Abortion and the risk of mental disorders

J. van Ditzhuijzen, M. ten Have, R. de Graaf, C.H.C.J. van Nijnatten, W.A.M. Vollebergh

background Research into the potential mental health consequences of abortion yields inconsistent results and is characterized by methodological limitations.
aim To offer a more conclusive insight into women’s mental health after an abortion by stringently taking both pre-abortion mental health and confounding covariates into account.
method A prospective longitudinal cohort study, the Dutch Abortion and Mental Health Study (damhs), through which women with and without abortion experiences could be compared. The study was designed in a similar way to the large scale Dutch population study into mental health of the Trimbos Institute, the Netherlands Mental Health Survey and Incidence Study-2 (nemesis-2).
results Women who had an abortion were significantly more likely to have had previous dsm-iv mental disorders. Psychiatric history appeared to be associated with how women experienced and handled the unwanted pregnancy and abortion. A prior history of mental disorders, averse recent life events or an unstable partner relationship increased the risk of developing post abortion mental disorders, while experiencing an abortion did not.
conclusion Women who have had an abortion more often have a history of mental disorders, yet there is no evidence that an abortion in itself would increase the risk of developing a mental disorder.

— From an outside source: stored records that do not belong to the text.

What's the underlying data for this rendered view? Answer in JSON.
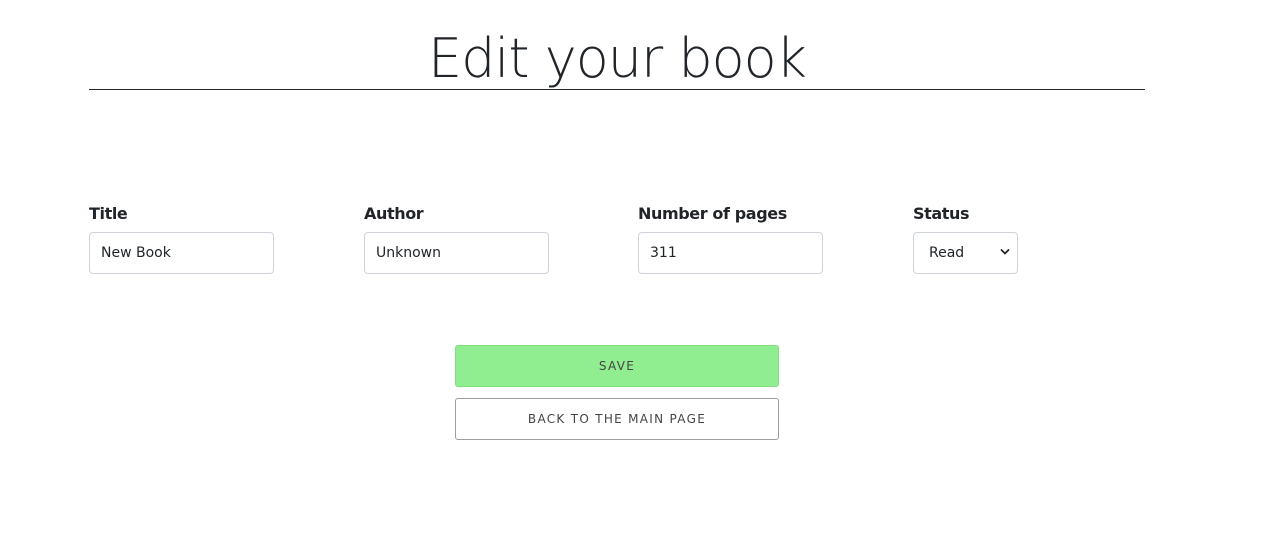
{
  "page": {
    "title": "Edit your book"
  },
  "form": {
    "title": {
      "label": "Title",
      "value": "New Book"
    },
    "author": {
      "label": "Author",
      "value": "Unknown"
    },
    "pages": {
      "label": "Number of pages",
      "value": "311"
    },
    "status": {
      "label": "Status",
      "value": "Read"
    }
  },
  "actions": {
    "save_label": "SAVE",
    "back_label": "BACK TO THE MAIN PAGE"
  },
  "colors": {
    "save_button": "#90ee90",
    "text": "#212529"
  },
  "icons": {
    "status_dropdown": "chevron-down-icon"
  }
}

keywords abortion, common mental disorders, psychiatric epidemiology, unwanted pregnancy